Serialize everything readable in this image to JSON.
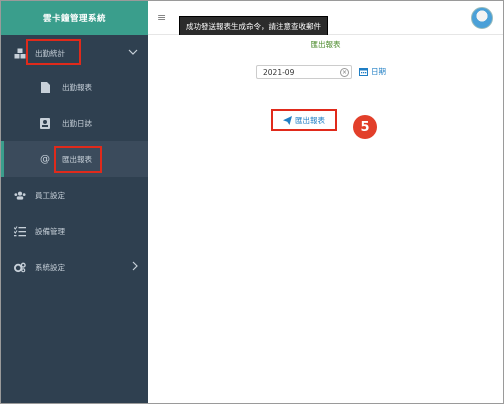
{
  "app": {
    "title": "雲卡鐘管理系統"
  },
  "sidebar": {
    "items": [
      {
        "label": "出勤統計",
        "icon": "cubes-icon",
        "expanded": true
      },
      {
        "label": "出勤報表",
        "icon": "file-icon"
      },
      {
        "label": "出勤日誌",
        "icon": "id-card-icon"
      },
      {
        "label": "匯出報表",
        "icon": "at-icon",
        "active": true
      },
      {
        "label": "員工設定",
        "icon": "users-icon"
      },
      {
        "label": "設備管理",
        "icon": "tasks-icon"
      },
      {
        "label": "系統設定",
        "icon": "cogs-icon"
      }
    ]
  },
  "topbar": {
    "toast": "成功發送報表生成命令，請注意查收郵件"
  },
  "main": {
    "title": "匯出報表",
    "month_value": "2021-09",
    "calendar_label": "日期",
    "export_label": "匯出報表",
    "step_number": "5"
  },
  "colors": {
    "sidebar_bg": "#2f4050",
    "brand_bg": "#3a9e8c",
    "highlight": "#e02a1b",
    "link": "#1f7ec4",
    "title_green": "#4a8a2a"
  }
}
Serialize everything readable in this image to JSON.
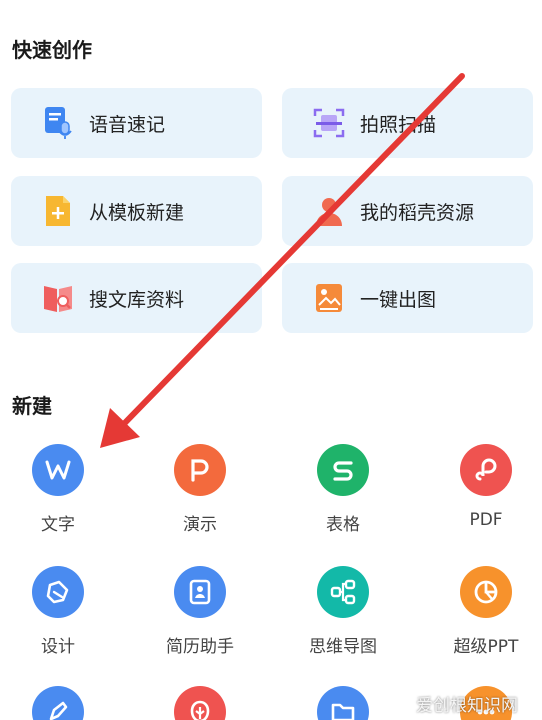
{
  "quick_create": {
    "title": "快速创作",
    "items": [
      {
        "label": "语音速记",
        "icon": "voice-note-icon"
      },
      {
        "label": "拍照扫描",
        "icon": "scan-icon"
      },
      {
        "label": "从模板新建",
        "icon": "template-icon"
      },
      {
        "label": "我的稻壳资源",
        "icon": "user-resource-icon"
      },
      {
        "label": "搜文库资料",
        "icon": "library-search-icon"
      },
      {
        "label": "一键出图",
        "icon": "image-generate-icon"
      }
    ]
  },
  "new_section": {
    "title": "新建",
    "items": [
      {
        "label": "文字",
        "icon": "writer-icon",
        "color": "#4a8bf0"
      },
      {
        "label": "演示",
        "icon": "presentation-icon",
        "color": "#f36a3d"
      },
      {
        "label": "表格",
        "icon": "spreadsheet-icon",
        "color": "#1fb36a"
      },
      {
        "label": "PDF",
        "icon": "pdf-icon",
        "color": "#ef5350"
      },
      {
        "label": "设计",
        "icon": "design-icon",
        "color": "#4a8bf0"
      },
      {
        "label": "简历助手",
        "icon": "resume-icon",
        "color": "#4a8bf0"
      },
      {
        "label": "思维导图",
        "icon": "mindmap-icon",
        "color": "#13b9a8"
      },
      {
        "label": "超级PPT",
        "icon": "super-ppt-icon",
        "color": "#f7922c"
      },
      {
        "label": "",
        "icon": "sign-icon",
        "color": "#4a8bf0"
      },
      {
        "label": "",
        "icon": "form-icon",
        "color": "#ef5350"
      },
      {
        "label": "",
        "icon": "folder-icon",
        "color": "#4a8bf0"
      },
      {
        "label": "",
        "icon": "more-icon",
        "color": "#f7922c"
      }
    ]
  },
  "watermark": "爱创根知识网",
  "colors": {
    "card_bg": "#e8f3fb",
    "annotation_arrow": "#e53935"
  }
}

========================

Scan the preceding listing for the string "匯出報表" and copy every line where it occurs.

## Response for this exercise
        "label": "匯出報表",
    "title": "匯出報表",
    "export_label": "匯出報表",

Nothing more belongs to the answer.